Finally, assuming that Meade persisted as Grant did, could he have duplicated Grant’s feat of achieving a 10-month stalemate in the Richmond-Petersburg area? (It is hard to imagine his doing any worse.Between the Wilderness and Cold Harbor,Grant attempted an almost endless stream of attacks on Lee’s army but could never get the Army of the Potomac to move as fast as he desired. The chronic results were attacks made too hastily or too late, resulting in 55,000 casualties and nearly wrecking the army as an effective offensive instrument.)

The case of the fatal photography session asks us to reconsider not only Grant’s generalship but also the depth of the Union’s reservoir of military talent at the senior level. If it was sufficiently deep—if generals such as Sherman, Meade, Maj. Gen. George H. Thomas and Maj. Gen. Philip H. Sheridan could have won the war—then Grant was in effect dispensable. If it was not sufficiently deep, then it is worth asking why it was not.

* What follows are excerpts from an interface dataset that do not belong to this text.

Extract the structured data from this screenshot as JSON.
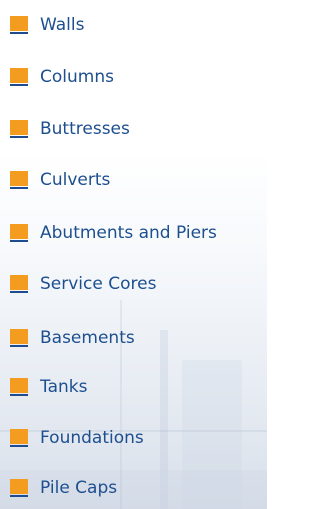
{
  "menu": {
    "items": [
      {
        "label": "Walls",
        "icon": "orange-square-bullet-icon"
      },
      {
        "label": "Columns",
        "icon": "orange-square-bullet-icon"
      },
      {
        "label": "Buttresses",
        "icon": "orange-square-bullet-icon"
      },
      {
        "label": "Culverts",
        "icon": "orange-square-bullet-icon"
      },
      {
        "label": "Abutments and Piers",
        "icon": "orange-square-bullet-icon"
      },
      {
        "label": "Service Cores",
        "icon": "orange-square-bullet-icon"
      },
      {
        "label": "Basements",
        "icon": "orange-square-bullet-icon"
      },
      {
        "label": "Tanks",
        "icon": "orange-square-bullet-icon"
      },
      {
        "label": "Foundations",
        "icon": "orange-square-bullet-icon"
      },
      {
        "label": "Pile Caps",
        "icon": "orange-square-bullet-icon"
      }
    ]
  },
  "colors": {
    "bullet_fill": "#f39c1f",
    "bullet_underline": "#1e4c8c",
    "label_text": "#1d4f8f"
  }
}
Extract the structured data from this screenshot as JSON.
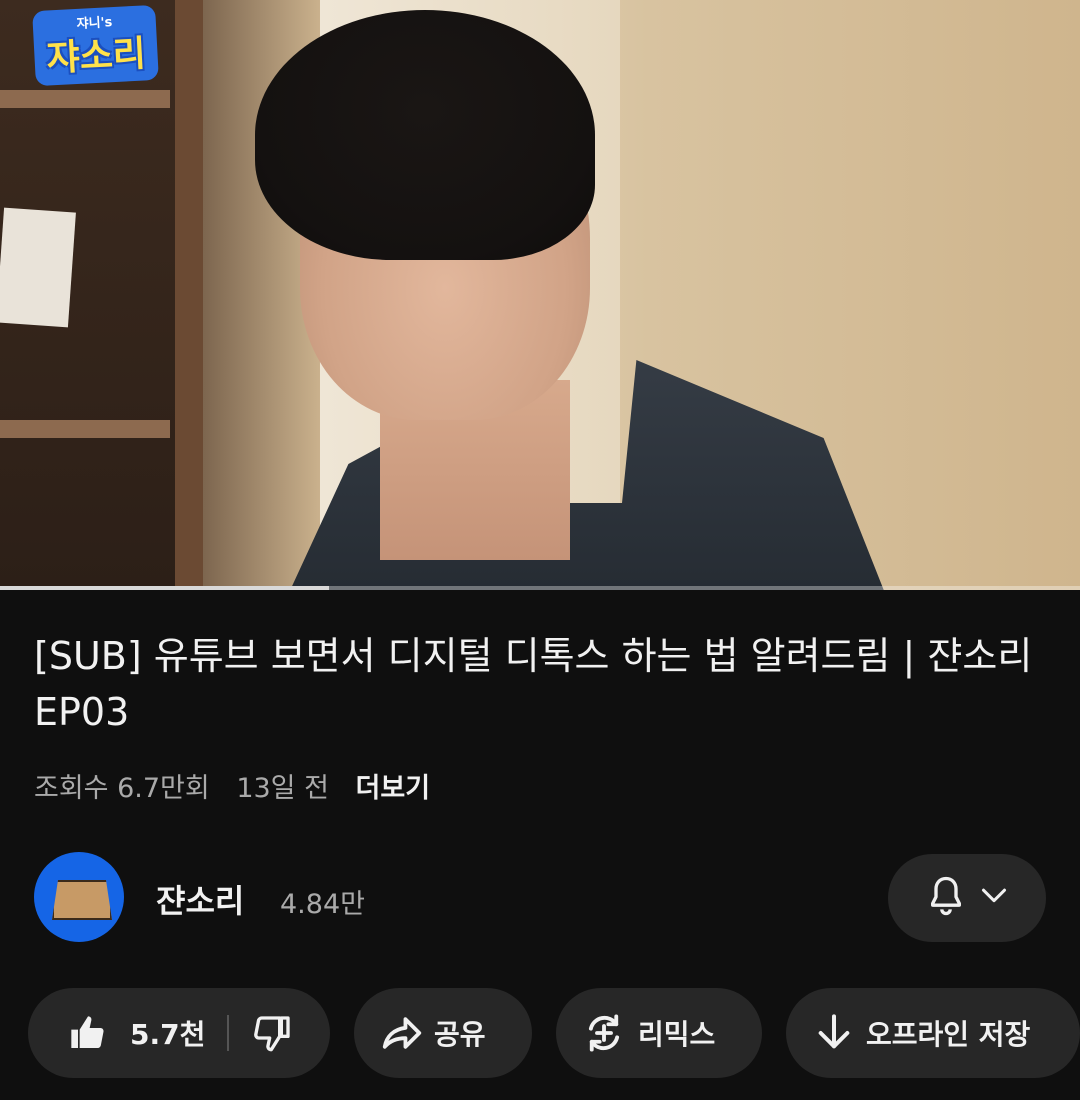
{
  "video": {
    "logo_small": "쟈니's",
    "logo_text": "쟈소리",
    "progress_fraction": 0.305
  },
  "title": "[SUB] 유튜브 보면서 디지털 디톡스 하는 법 알려드림 | 쟌소리 EP03",
  "meta": {
    "views": "조회수 6.7만회",
    "age": "13일 전",
    "more": "더보기"
  },
  "channel": {
    "name": "쟌소리",
    "subscribers": "4.84만"
  },
  "actions": {
    "like_count": "5.7천",
    "share": "공유",
    "remix": "리믹스",
    "download": "오프라인 저장"
  },
  "icons": {
    "like": "thumbs-up-icon",
    "dislike": "thumbs-down-icon",
    "share": "share-arrow-icon",
    "remix": "remix-icon",
    "download": "download-arrow-icon",
    "bell": "bell-icon",
    "chevron": "chevron-down-icon"
  },
  "colors": {
    "background": "#0f0f0f",
    "pill": "#272727",
    "secondary_text": "#aaaaaa",
    "avatar_bg": "#1565e6"
  }
}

The level of Union military talent is an example of a second-order counterfactual. That is, having constructed a minimal rewrite of history to produce a departure from what actually occurred, a responsible historian must consider other factors that would have tended either to intensify the departure or, more usually, to produce a return to the original historical path. First order counterfactuals, like Grant’s untimely death, often focus on important individuals, for obvious reasons. “Many explanations in History and the social sciences,” writes Geoffrey Hawthorn,“turn not on causal connections between states of affairs that are beyond human control, but on the relevant agents’ own practical reasonings.” Eliminating a powerful “relevant agent” like Grant is an easy way to alter history. In contrast, second-order counterfactuals usually emphasize structural considerations that are hard to alter in any plausible way. Often these turn out to be “reversionary” counterfactuals that effectively nullify the impact of the first-order counterfactual.

For example, even without Grant, the North would still have held a commanding materiel edge over the Confederacy by virtue of its larger population, manufacturing capability, financial resources and so on. These factors would have enabled the Union to keep larger forces in the field—while the Confederacy would still have faced serious fissures within its society. Would these and similar factors have produced a Northern victory despite Grant’s absence?

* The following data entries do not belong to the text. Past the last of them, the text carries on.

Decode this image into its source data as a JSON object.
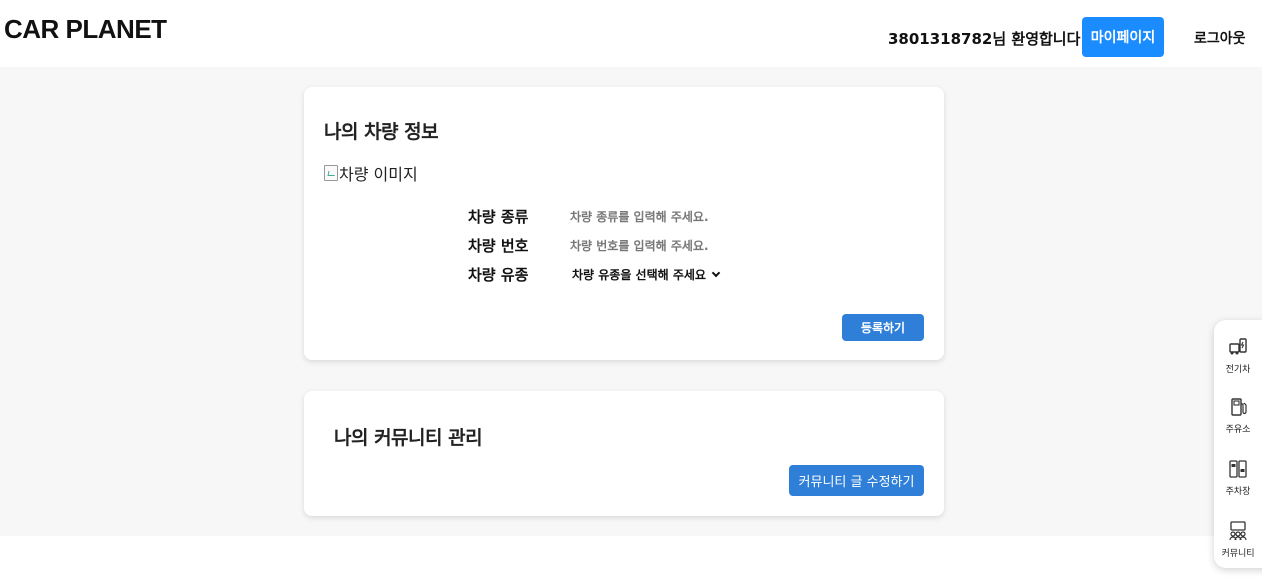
{
  "header": {
    "logo": "CAR PLANET",
    "welcome": "3801318782님 환영합니다!",
    "mypage_label": "마이페이지",
    "logout_label": "로그아웃"
  },
  "car_card": {
    "title": "나의 차량 정보",
    "image_alt": "차량 이미지",
    "rows": [
      {
        "label": "차량 종류",
        "placeholder": "차량 종류를 입력해 주세요."
      },
      {
        "label": "차량 번호",
        "placeholder": "차량 번호를 입력해 주세요."
      },
      {
        "label": "차량 유종",
        "select_value": "차량 유종을 선택해 주세요"
      }
    ],
    "register_label": "등록하기"
  },
  "community_card": {
    "title": "나의 커뮤니티 관리",
    "edit_label": "커뮤니티 글 수정하기"
  },
  "dock": {
    "items": [
      {
        "label": "전기차",
        "icon": "ev-charger-icon"
      },
      {
        "label": "주유소",
        "icon": "gas-pump-icon"
      },
      {
        "label": "주차장",
        "icon": "parking-icon"
      },
      {
        "label": "커뮤니티",
        "icon": "community-icon"
      }
    ]
  },
  "colors": {
    "primary": "#1a8cff",
    "button": "#2f7fd8",
    "background": "#f7f7f7"
  }
}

How far should a historian attempt to press a counterfactual thought experiment? Some believe it is possible to peer decades or even centuries into the future. In The Confederate States of America, for example, Roger Ransom feels comfortable extrapolating the future of an independent Confederacy as far as 1914. “History is rarely, if ever, like coin tossing,”explain the editors of Unmaking the West: “What-If?” Scenarios That Rewrite World History (2006); “rather, it is a path-dependent system with positive feedback. It resembles a vortex in which what has already happened quickly accentuates the possibility of certain events and reduces that of others, making escape from the new path difficult.”

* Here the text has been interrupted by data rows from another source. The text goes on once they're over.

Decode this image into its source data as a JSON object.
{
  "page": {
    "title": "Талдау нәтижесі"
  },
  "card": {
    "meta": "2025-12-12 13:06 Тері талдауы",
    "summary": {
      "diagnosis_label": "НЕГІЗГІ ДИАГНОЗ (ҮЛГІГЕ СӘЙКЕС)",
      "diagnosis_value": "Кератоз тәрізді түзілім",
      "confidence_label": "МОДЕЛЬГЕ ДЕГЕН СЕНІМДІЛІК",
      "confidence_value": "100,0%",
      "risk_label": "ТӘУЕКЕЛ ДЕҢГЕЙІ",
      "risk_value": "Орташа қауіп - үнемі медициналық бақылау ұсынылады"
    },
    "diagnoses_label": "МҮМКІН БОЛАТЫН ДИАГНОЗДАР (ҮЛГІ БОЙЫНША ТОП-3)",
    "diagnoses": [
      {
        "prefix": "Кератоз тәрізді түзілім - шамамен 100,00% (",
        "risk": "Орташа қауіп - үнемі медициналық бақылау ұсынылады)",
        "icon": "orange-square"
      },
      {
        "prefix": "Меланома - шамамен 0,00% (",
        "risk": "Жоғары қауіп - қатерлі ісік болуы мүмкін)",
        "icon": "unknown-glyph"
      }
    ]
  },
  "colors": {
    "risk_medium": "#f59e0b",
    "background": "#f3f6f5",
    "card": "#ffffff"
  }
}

Others are more conservative. They believe that the more one presses a counterfactual, the more artificial and therefore unhelpful the exercise becomes.By this reasoning, after attempting to glimpse the near-term consequences of the Union’s having to wage the Civil War without Grant’s aid from March 1864 onward, the historian must return to Brady’s studio on what was in reality a not so fateful afternoon.The accident occurs, the glass shards fall all around Grant, but they leave him unscathed.The photography session proceeds, producing some of the best images of Grant we have. Stanton sternly warns Brady to say nothing of the accident lest it spark rumors of an assassination attempt. He then escorts Grant from the studio to a train that will carry him to his headquarters in the town of Culpeper, just across the Rapidan River from Lee’s waiting army.

Mark Grimsley, a pioneer in the use of counterfactual history, is a professor at The Ohio State University and author of the acclaimed The Hard Hand of War: Union Military Policy Toward Southern Civilians, 1861-1865.

Originally published in the May 2007 issue of America’s Civil War. To subscribe, click here.